Italian PM Draghi vows sweeping reforms, calls for unity ahead of Senate vote
Prime Minister Mario Draghi on Wednesday promised sweeping reforms to help rebuild Italy following the coronavirus pandemic, as he set out his priorities ahead of a mandatory confidence vote in his government of national unity.
Draghi, the former head of the European Central Bank, was sworn into office at the weekend at the helm of a broad-based administration that has the backing of parties from across the political spectrum, to guide Italy through the coronavirus crisis and an economic slump.
In his maiden speech to parliament, Draghi said his main duty was to “fight the pandemic by all means and to safeguard the lives of our fellow citizens” and he called for unity among politicians and citizens.
Draghi said his government would also look to the future with a series of reforms aimed at fostering long-term growth in the eurozone’s third largest economy, which is mired in its worst recession since World War Two.
“Today, unity is not an option, unity is a duty. But it is a duty guided by what I am sure unites us all: love for Italy,” Draghi told the Senate.
His immediate concerns will be ensuring a smooth vaccination campaign against COVID-19 and re-writing plans for how to spend more than 200 billion euros ($240 billion) of European Union funds aimed at rebuilding the economy.
To guarantee the money is well spent, Draghi signalled that he wants to overhaul the public administration, which is throttled by red tape, and the justice system, one of the slowest in Europe.
If he succeeds, Draghi will not only help revive Italy after the worst recession since World War Two, but will also give a boost to the whole EU, which has long fretted over chronic sluggishness in the euro zone’s third largest economy.
Draghi is among Europe’s most respected figures after his eight-year stewardship of the ECB, and his nomination as prime minister has been hailed by investors – as reflected in Italian bond sales on Tuesday that drew record demand.

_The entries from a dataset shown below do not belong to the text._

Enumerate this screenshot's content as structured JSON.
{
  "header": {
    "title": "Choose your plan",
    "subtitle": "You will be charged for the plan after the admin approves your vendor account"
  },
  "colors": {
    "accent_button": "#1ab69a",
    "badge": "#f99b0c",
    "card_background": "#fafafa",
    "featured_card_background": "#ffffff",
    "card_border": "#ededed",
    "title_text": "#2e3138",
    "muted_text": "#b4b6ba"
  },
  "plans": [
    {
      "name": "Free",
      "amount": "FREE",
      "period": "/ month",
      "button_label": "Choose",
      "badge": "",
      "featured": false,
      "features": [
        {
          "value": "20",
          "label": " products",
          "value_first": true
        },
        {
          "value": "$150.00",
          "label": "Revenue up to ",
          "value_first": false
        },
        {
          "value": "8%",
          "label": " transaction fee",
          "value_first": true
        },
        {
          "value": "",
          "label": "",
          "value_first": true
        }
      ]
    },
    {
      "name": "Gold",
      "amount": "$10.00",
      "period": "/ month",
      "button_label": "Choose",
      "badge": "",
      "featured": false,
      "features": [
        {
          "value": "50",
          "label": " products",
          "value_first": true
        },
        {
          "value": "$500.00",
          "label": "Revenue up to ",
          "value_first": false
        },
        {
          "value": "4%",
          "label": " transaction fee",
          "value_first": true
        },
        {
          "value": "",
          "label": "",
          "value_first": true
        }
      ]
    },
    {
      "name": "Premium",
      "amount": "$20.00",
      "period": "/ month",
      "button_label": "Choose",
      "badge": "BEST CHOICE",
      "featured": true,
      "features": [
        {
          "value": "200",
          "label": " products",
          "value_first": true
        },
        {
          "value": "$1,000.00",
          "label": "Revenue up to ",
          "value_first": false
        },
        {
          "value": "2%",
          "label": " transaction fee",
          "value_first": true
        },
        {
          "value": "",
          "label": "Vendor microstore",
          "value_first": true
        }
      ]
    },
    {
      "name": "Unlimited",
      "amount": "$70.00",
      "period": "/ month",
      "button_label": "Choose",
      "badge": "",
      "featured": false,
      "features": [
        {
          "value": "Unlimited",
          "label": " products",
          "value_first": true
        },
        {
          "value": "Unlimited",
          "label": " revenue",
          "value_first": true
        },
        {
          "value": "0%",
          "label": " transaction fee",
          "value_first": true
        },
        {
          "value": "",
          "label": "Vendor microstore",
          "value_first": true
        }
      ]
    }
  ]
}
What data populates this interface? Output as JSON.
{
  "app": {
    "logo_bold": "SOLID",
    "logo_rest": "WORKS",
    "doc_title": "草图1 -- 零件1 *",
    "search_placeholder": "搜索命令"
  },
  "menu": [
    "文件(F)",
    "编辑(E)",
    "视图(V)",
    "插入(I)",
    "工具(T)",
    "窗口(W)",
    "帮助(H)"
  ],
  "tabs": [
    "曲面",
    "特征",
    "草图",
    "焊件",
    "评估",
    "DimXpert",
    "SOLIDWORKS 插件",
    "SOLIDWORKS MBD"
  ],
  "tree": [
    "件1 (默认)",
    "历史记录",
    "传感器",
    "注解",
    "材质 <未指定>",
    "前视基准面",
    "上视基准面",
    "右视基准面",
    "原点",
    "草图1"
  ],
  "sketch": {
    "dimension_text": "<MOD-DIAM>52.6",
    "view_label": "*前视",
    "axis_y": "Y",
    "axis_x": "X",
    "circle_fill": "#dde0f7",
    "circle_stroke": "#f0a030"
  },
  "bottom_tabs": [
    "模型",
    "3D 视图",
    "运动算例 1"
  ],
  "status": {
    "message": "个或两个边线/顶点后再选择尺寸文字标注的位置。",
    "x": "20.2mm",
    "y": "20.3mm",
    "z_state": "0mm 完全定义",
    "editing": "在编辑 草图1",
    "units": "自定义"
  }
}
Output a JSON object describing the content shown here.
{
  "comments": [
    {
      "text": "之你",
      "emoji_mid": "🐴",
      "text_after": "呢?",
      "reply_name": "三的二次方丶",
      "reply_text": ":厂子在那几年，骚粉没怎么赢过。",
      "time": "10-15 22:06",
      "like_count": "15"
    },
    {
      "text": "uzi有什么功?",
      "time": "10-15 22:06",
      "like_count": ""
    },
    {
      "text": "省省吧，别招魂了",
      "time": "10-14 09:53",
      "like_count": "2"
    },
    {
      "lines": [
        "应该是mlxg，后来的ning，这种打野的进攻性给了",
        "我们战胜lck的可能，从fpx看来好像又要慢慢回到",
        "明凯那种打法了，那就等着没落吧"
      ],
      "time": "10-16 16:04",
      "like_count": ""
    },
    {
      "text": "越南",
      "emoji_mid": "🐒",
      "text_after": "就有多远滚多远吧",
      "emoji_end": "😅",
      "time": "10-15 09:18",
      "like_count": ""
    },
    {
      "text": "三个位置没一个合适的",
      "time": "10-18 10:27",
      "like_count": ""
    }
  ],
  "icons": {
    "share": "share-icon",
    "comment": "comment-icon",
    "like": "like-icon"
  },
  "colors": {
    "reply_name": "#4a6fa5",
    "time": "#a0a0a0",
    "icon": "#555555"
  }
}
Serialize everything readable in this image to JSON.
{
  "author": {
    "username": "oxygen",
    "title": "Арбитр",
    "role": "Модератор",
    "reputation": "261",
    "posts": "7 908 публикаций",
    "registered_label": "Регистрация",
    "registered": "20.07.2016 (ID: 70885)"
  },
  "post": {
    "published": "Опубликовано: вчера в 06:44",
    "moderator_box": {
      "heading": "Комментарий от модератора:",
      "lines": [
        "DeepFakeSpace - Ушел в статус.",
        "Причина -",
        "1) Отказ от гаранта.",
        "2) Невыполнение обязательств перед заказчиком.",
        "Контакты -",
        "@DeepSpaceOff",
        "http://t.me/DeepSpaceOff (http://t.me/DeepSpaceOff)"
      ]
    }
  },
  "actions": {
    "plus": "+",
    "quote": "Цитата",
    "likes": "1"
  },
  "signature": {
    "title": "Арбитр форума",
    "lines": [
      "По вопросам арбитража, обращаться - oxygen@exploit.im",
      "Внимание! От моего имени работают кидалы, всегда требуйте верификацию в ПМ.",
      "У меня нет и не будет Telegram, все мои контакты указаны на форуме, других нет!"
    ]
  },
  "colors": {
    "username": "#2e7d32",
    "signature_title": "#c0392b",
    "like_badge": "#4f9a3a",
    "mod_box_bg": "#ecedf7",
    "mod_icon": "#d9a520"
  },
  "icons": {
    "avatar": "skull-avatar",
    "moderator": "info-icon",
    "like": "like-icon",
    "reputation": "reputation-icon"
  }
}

However, he faces daunting challenges, not least keeping together his disparate coalition, which includes political foes with vastly different views on issues such as immigration and welfare.
With a vast parliamentary majority on paper, Draghi looks set to waltz through Wednesday’s confidence vote in the Senate and a similar vote in the lower house on Thursday, the final step needed for the government to exercise its full powers.
The confidence vote in the Senate is due to start at 11 pm (2200 GMT) on Wednesday.